The last few weekends have seen a fair amount of upheaval at Wenlock Chase, with my books and computer coming down from the spare bedroom to the downstairs library, and Mrs Wenlock's books and computer going in the other direction.

I have been trying to turn the chaos to advantage by taking the opportunity to catalogue all my books on Library Thing. I suspect that I am not the only thingabrarian to pause at a fairly early stage in the cataloguing process with only the first chunk of books done. I am almost certainly not the only one to start at the beginning of the alphabet. This tendency might go some way to explaining why, in an author cloud dominated by writers of SF, one of the biggest names (literally) is Jane Austen.

My own collection, as far as it has been catalogued, can be seen as a cloud, or in full.

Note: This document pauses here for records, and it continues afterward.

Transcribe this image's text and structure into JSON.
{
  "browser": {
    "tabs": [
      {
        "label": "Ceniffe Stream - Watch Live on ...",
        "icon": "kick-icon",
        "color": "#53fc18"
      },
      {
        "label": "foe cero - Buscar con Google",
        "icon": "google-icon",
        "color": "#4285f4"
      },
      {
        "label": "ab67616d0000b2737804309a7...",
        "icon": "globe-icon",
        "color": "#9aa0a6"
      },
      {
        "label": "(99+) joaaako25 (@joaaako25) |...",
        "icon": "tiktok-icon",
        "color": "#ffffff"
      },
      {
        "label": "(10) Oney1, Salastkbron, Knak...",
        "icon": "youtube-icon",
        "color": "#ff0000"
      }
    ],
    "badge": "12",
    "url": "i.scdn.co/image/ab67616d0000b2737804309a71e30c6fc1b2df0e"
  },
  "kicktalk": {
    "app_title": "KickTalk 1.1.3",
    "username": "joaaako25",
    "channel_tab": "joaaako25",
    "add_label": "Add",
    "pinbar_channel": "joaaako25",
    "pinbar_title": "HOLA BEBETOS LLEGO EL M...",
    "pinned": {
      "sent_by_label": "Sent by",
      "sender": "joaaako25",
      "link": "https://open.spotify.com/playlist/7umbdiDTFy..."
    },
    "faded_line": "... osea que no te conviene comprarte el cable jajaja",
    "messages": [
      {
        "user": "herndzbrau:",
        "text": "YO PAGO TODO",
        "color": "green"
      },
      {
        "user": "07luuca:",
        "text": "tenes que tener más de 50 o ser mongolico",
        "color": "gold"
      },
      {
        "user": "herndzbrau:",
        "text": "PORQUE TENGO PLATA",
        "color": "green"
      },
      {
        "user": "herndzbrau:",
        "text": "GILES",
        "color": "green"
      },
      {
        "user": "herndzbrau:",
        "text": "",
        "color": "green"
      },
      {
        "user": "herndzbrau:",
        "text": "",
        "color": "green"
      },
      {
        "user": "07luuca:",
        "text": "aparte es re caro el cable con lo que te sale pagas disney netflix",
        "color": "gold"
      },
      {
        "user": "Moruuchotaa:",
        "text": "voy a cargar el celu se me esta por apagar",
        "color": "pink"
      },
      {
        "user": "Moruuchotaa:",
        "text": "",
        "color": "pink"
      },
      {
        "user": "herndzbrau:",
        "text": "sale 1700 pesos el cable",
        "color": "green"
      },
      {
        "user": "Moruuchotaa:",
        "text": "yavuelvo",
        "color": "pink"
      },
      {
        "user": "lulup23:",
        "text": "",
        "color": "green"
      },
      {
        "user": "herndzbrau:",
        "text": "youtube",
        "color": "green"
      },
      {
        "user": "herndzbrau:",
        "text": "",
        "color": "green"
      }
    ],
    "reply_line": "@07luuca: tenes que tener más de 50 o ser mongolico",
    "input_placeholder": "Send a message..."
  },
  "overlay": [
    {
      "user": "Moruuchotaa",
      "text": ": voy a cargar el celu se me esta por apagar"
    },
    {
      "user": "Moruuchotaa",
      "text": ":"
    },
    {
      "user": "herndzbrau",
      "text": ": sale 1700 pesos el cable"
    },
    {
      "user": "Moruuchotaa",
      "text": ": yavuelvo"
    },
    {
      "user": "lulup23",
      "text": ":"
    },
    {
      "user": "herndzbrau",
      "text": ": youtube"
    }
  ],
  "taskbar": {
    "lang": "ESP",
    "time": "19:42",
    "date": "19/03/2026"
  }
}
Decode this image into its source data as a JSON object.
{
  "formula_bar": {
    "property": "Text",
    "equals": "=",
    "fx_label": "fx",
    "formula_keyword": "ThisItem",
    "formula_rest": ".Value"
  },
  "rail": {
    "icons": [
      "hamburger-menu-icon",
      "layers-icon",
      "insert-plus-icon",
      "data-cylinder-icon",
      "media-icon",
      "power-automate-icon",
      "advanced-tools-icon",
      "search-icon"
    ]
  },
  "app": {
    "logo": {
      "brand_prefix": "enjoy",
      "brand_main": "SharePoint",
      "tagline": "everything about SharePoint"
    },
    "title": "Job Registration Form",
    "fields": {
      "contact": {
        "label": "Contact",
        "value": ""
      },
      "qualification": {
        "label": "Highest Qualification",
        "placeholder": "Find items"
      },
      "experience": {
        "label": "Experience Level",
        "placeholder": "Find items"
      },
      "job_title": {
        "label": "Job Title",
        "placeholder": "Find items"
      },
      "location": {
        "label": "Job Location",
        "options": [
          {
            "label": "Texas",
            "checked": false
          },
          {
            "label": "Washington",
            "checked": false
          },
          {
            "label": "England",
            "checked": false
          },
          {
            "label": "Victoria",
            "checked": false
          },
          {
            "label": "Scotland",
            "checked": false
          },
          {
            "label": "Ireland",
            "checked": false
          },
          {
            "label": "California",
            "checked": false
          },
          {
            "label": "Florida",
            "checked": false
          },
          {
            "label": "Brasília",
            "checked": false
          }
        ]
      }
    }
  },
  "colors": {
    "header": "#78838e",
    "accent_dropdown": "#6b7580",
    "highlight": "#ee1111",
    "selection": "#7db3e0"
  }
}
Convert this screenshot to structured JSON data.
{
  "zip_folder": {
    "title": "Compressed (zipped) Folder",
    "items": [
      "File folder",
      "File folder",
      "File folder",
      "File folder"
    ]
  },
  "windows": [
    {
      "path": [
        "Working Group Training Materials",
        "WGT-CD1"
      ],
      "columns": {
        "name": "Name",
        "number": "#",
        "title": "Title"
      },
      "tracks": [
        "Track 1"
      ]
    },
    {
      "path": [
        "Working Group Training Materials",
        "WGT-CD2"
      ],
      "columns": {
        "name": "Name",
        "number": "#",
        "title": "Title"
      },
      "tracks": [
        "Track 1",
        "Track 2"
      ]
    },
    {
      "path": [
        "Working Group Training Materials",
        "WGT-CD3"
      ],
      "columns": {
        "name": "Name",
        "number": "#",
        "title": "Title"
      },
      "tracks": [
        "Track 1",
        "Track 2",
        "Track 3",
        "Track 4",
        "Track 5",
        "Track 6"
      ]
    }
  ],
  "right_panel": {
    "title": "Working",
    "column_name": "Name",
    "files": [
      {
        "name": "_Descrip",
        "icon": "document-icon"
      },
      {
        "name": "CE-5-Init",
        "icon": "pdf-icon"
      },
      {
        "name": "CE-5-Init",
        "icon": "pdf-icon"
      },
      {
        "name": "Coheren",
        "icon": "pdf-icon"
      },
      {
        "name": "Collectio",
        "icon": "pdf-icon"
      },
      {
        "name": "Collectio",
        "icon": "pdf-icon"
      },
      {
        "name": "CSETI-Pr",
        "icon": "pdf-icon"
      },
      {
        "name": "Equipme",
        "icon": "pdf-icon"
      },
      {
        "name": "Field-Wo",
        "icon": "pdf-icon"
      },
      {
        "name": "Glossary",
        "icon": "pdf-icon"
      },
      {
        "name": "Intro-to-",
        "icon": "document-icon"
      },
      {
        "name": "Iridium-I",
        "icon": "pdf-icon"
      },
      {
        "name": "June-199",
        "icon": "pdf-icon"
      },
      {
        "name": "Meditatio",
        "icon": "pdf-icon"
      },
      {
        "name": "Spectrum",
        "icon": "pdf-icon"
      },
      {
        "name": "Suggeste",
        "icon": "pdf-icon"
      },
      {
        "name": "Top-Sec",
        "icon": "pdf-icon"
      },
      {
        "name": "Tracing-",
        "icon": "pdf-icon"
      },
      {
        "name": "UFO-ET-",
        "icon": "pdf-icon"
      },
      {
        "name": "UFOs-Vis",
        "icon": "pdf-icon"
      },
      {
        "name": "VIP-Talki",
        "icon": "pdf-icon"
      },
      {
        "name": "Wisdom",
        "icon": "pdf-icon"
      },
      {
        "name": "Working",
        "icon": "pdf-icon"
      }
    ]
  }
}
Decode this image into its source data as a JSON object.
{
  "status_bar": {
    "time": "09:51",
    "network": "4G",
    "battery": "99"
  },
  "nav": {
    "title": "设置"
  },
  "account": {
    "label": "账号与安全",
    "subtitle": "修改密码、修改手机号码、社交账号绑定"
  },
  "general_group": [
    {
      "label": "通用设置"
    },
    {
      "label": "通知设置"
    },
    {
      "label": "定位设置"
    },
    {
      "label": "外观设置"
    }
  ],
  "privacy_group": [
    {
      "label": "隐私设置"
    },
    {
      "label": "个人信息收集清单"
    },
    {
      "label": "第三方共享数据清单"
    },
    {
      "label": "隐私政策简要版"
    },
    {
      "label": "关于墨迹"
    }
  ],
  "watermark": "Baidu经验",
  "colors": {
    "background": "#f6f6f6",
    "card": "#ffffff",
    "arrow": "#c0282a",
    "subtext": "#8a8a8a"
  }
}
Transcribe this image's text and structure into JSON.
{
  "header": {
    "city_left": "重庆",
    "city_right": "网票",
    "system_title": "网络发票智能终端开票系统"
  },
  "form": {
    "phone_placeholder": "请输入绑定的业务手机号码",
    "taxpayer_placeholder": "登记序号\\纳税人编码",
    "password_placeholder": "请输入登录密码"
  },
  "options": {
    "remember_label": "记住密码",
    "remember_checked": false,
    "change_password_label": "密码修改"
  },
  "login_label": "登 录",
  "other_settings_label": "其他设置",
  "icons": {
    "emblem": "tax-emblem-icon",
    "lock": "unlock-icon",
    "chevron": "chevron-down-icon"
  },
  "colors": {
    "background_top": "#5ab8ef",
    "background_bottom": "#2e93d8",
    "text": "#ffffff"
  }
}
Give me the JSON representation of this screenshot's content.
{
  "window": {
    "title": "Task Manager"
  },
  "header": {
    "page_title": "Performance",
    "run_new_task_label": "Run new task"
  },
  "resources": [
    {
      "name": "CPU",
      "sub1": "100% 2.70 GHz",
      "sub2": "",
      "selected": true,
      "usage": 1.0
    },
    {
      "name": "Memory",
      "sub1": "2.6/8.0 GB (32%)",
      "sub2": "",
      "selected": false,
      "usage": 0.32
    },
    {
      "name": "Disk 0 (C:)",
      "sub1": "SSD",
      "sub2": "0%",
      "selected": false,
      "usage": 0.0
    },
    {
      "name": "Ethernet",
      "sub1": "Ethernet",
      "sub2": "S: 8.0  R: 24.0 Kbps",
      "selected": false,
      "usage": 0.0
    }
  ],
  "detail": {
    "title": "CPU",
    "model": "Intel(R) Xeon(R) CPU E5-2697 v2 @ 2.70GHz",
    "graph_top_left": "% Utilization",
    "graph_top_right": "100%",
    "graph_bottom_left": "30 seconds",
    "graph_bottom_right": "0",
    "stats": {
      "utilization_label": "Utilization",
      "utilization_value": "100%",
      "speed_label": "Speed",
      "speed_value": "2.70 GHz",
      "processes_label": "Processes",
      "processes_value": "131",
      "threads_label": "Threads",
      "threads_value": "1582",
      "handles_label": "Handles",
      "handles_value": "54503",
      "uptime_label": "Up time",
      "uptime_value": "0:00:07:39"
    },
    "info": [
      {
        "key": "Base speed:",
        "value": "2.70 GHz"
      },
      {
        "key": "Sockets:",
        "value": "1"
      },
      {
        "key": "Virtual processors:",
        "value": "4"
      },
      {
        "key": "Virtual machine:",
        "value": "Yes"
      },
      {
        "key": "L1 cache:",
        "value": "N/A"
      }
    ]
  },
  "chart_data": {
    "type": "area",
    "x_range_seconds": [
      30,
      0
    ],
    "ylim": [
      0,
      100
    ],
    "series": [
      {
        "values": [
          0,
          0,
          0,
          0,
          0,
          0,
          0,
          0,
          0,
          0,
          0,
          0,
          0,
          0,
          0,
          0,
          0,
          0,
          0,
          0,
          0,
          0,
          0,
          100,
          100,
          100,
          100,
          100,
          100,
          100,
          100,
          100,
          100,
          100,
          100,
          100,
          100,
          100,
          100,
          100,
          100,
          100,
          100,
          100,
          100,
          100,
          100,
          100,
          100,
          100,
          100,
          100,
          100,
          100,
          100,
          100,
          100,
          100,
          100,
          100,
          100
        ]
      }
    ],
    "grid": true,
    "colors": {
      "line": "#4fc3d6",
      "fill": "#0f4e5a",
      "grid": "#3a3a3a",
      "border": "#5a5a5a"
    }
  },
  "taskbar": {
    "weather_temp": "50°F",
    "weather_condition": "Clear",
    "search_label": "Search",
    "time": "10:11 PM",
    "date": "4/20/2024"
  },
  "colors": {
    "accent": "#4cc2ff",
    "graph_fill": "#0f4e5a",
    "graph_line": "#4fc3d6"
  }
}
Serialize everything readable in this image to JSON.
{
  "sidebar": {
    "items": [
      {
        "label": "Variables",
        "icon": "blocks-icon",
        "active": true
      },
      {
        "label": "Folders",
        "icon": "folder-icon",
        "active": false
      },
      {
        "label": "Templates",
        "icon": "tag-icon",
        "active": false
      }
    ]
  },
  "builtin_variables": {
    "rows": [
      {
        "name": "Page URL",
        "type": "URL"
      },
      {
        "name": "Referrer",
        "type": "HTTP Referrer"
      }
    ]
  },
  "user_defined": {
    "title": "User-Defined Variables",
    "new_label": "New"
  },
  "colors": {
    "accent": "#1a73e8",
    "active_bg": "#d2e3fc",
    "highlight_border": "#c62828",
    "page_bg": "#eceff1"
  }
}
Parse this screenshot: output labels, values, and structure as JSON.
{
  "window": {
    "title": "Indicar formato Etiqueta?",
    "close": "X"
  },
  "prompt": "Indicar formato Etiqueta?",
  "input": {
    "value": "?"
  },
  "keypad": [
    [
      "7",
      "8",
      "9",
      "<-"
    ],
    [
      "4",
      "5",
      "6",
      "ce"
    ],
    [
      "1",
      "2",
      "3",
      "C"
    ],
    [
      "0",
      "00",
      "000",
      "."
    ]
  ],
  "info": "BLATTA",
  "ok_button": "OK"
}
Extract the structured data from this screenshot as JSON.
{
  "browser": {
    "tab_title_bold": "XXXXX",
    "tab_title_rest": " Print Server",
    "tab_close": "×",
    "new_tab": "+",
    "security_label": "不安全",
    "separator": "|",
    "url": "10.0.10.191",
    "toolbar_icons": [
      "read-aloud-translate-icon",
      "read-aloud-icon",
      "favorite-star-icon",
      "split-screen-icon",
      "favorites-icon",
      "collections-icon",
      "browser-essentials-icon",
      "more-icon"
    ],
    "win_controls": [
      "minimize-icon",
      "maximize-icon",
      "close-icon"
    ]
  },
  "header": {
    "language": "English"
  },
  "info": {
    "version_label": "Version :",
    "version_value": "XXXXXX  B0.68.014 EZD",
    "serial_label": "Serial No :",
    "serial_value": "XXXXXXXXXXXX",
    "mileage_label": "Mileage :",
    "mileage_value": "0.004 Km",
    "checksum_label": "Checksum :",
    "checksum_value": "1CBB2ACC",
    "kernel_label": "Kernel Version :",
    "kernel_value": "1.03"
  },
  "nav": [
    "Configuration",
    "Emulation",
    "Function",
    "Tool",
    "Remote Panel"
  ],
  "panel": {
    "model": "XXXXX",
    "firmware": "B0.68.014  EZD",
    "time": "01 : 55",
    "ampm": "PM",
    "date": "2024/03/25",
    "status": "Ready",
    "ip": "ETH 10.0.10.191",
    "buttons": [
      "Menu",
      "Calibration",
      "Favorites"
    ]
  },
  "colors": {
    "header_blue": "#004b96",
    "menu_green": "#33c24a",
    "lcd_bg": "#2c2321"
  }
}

On top of all this cataloguing activity I have been away at the Romantic Novelists' Association's Annual Conference, which took place this year just outside Penrith, on the edge of the Lake District. I'll say some more about all that in a later post.